Mentoring the Future
By Cheryl Mah
Chefs Quarterly Spring 2013
The most important thing a successful chef can do is teach and give back to the industry. Settimio Sicoli has done that and more for a profession he is still passionate about after almost four decades.
For the past 26 years, he has been working at the Vancouver Community College (VCC), first as a culinary arts instructor and currently as the assistant department head.
“It’s been a very rewarding career and still is. I don’t go to work thinking it’s a job – it’s a pleasure to see the students learning and progressing and knowing somehow you’ve helped them along even a little bit,” he says. “I love the inspiration and the passion that I can see in the young generation.”
The 63-year-old chef has dedicated the majority of his career to mentoring and passing on his knowledge to the next generation of young cooks. He has also been a long time advocate for the profession, taking on various leadership roles in culinary associations over the years. He served two terms as a past president of the BC Chefs’ Association (BCCA) and as the western vice president for the Canadian Culinary Federation. He has sat on various industry committees as well.
Fast HIgh QualIty Food
By Cheryl Mah
Chefs Quarterly Summer 2012
From pastry shops and hotels to airlines and ships, Hans Zimmermann has enjoyed a diverse career for more than four decades. He has traveled around the world, worked with many great chefs and successfully honed his talent and organizational skills.
Today Zimmermann oversees B.C. Ferries food and beverage retail services where his focus is on introducing new food concepts and innovative menus to the 22 million passengers that travel on the ferry service every year.
“On our ships we have 300-400 customers lining up and they need food fast. We need to provide high quality fast service and we do it well,” says Zimmermann from his office in Tsawwassen.
His other responsibilities include food safety standards, training, testing new equipment, sourcing products and working closely with suppliers.
“I work long hours. It’s a very stressful job but I enjoy it,” he says with a chuckle. “I started as a pastry chef and now I’m here as manager and it’s fantastic.”
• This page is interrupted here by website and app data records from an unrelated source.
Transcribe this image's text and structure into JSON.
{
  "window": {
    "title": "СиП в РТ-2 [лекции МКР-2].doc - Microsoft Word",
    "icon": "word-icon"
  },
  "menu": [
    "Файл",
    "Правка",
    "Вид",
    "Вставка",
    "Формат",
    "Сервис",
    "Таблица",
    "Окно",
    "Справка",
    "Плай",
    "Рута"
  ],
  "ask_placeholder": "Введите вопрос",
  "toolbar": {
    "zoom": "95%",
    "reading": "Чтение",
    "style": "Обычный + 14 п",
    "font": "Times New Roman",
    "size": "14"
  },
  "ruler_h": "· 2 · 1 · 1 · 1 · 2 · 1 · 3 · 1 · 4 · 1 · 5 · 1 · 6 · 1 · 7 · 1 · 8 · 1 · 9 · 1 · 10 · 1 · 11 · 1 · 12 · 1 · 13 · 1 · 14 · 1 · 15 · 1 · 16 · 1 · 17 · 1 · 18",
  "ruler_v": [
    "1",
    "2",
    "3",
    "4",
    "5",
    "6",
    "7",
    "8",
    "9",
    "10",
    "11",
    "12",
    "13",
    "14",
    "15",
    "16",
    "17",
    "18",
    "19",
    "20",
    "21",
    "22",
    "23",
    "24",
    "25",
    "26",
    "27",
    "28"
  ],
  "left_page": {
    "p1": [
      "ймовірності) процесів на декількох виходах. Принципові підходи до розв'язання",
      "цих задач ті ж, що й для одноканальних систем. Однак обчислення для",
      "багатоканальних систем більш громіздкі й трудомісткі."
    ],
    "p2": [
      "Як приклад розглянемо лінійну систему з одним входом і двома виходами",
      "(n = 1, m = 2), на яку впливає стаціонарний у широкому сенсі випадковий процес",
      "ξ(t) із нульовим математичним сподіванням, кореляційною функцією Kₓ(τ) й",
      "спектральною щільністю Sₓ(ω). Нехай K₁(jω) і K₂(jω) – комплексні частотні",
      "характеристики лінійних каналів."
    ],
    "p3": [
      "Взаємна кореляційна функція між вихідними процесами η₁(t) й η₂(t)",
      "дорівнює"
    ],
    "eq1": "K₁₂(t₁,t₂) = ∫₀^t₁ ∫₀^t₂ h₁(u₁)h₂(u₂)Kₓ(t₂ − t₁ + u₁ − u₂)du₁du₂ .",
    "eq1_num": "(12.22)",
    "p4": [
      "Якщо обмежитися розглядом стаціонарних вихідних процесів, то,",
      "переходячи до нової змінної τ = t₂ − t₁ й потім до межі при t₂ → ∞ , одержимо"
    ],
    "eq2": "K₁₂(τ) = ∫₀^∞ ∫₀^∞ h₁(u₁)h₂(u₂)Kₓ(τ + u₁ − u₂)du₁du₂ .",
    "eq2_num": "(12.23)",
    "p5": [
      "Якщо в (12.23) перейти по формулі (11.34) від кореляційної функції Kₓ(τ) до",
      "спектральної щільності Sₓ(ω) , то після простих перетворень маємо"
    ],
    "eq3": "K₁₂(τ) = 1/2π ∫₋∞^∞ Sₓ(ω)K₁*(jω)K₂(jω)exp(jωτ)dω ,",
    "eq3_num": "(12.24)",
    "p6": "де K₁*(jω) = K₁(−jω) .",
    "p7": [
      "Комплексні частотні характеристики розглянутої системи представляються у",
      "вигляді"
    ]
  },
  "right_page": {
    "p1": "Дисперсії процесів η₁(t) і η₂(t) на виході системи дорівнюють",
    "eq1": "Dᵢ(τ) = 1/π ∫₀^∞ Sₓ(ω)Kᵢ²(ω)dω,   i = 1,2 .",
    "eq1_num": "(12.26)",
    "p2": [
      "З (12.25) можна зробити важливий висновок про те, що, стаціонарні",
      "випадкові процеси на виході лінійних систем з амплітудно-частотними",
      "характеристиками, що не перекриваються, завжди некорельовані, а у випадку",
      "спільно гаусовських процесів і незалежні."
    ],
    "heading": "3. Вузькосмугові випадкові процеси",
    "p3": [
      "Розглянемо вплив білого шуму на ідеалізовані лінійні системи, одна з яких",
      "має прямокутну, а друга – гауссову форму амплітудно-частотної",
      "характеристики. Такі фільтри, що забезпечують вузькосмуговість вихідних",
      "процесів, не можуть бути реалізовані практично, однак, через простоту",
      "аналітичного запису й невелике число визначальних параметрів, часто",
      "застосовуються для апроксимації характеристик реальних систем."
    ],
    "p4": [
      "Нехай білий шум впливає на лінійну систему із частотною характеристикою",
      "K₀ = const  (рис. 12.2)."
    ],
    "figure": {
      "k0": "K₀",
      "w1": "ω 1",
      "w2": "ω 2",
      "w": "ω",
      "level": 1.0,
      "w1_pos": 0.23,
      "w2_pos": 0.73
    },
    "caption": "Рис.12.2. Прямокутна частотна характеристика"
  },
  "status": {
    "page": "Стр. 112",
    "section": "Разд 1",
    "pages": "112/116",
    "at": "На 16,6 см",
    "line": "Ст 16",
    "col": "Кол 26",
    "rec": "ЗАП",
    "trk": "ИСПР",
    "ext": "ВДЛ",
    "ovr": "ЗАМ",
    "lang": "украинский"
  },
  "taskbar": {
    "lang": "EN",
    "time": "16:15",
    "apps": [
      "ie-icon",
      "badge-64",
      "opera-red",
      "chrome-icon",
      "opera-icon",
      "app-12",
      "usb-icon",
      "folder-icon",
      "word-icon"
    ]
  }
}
Zimmermann believes the culinary profession is full of opportunities and if young chefs persevere, they can reap many rewards.
“What’s happening is a lot of people leave the trade but what I want to say to the young people is the opportunities are so incredible — so wide,” he says. “I know it’s hard but if you keep going and learning and travel, the door is wide open.”